Laser Therapy & Nerve Regeneration
Prof. Juanita Anders
Juanita Anders is currently an associate professor in the Department of Anatomy, Physiology and Genetics at the Uniformed Services University, with a secondary appointment in the Neuroscience Program. She is also the director of the Anatomy, Physiology and Genetics graduate program. Dr. Anders is currently also the USUHS liaison for JIDRH (more info coming soon), the collaboration between the FDA's Institute of Devices and Radiological Health and USUHS. Beyond the University, Dr. Anders is well known in the laser research field, and is currently the president of the North American Association for Laser Therapy and a founding member and website coordinator of the International Academy of Laser Medicine and Surgery.

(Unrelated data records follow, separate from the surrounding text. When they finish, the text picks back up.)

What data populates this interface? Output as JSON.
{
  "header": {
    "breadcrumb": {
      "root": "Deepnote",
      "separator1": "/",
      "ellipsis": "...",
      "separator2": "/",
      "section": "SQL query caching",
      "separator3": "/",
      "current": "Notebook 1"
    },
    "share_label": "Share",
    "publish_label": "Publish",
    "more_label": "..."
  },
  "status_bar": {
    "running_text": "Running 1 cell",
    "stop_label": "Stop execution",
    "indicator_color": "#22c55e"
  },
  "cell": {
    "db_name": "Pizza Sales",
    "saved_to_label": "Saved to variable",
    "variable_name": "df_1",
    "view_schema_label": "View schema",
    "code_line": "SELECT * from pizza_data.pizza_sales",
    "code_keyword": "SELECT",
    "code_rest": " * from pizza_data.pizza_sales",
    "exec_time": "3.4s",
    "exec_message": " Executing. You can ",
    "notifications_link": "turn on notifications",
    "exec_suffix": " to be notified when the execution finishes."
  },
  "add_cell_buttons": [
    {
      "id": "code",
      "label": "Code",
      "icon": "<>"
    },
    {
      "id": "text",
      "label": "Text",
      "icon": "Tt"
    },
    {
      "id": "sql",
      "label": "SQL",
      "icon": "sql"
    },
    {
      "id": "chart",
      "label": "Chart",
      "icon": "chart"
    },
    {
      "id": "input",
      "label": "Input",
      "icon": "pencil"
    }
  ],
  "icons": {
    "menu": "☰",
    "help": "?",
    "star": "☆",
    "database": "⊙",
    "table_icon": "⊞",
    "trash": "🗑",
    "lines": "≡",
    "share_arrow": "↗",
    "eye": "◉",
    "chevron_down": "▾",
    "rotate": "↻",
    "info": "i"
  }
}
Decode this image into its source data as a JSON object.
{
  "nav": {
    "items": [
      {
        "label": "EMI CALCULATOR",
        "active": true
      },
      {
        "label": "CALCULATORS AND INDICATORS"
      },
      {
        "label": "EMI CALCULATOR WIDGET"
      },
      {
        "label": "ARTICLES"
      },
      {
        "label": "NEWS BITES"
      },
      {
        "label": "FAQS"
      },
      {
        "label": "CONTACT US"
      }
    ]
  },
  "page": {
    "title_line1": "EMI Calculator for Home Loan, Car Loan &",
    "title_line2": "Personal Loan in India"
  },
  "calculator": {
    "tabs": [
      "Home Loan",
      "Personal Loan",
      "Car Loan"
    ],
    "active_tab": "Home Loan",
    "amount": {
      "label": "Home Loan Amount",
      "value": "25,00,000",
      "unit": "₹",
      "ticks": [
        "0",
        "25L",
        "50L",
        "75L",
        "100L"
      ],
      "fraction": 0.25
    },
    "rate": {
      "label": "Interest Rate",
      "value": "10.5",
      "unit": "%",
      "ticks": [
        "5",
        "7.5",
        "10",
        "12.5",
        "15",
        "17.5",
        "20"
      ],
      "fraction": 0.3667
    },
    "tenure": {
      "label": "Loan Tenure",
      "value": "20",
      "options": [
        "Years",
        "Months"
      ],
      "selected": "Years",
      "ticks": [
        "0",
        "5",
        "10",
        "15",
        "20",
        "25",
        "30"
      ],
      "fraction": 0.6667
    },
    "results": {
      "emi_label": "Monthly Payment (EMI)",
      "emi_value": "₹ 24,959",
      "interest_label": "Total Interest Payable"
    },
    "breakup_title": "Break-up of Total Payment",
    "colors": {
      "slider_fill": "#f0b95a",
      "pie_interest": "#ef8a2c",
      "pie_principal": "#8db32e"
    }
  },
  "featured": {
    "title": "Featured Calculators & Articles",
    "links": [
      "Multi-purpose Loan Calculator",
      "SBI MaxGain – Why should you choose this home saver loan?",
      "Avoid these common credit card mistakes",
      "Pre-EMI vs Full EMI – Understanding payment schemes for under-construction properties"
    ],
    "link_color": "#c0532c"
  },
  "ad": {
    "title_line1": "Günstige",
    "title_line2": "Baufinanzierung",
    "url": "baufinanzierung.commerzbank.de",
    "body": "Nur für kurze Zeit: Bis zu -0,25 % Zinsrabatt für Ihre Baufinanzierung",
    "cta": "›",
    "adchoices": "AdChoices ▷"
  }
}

Kimberly Byrnes, Ph.D.
Kimberly is a post-doctoral fellow at USUHS. Kim graduated with a Ph.D. in Neuroscience from the USUHS in 2003 and a B.S. in Neuroscience from the University of Pittsburgh in 1997. Her dissertation work in Dr. Anders' laboratory was on the use of low power laser irradiation in treatment of spinal cord injury. During her time in Dr. Anders' lab, Kim has been awarded the Student Summer Research Fellowship from the ASLMS twice, two Neuroscience Program Fellowships for CNS Trauma research, an ANDP Fellowship, and a Society For Neuroscience Travel Fellowship. She has just received a Henry M. Jackson Foundation Fellowship for her final year of study at USUHS.
Read her most recent paper: Light Promotes Regeneration and Functional Recovery and Alters the Immune Response After Spinal Cord Injury [published in Lasers in Surgery and Medicine].
James Carroll [THOR Laser], Juanita Anders,
Margaret Naeser, and Julian Winer
The Anders Laboratory
Current research activities include:
1. A multi-treatment approach to enhance regeneration of the corticospinal tract and restore corticospinal tract function after acute spinal cord injury in adult rats. Combined treatments include olfactory ensheathing cell transplantation and application of a synthetic glucocorticoid steroid, methylprednisolone.
2. The use of low power laser irradiation (LPLI) to promote regeneration of acutely transected corticospinal tract axons. The regeneration of corticospinal tract axons through and beyond the lesion site is determined quantitatively and reinnervation of the target tissue is determined by behavioral testing.
3. A number of research projects are underway on an animal model of type II diabetes, the Fat Sand Rat (Psammomys obesus). These projects include: the characterization of peripheral diabetic neuropathy in this animal model, the use of Optical Coherence Tomography (a novel non-invasive imaging technique), to observe changes that occur in cutaneous nerves and microvessels during the development of diabetes induced peripheral neuropathy, and use of LPLI as a therapy for impaired wound healing in the diabetic animal.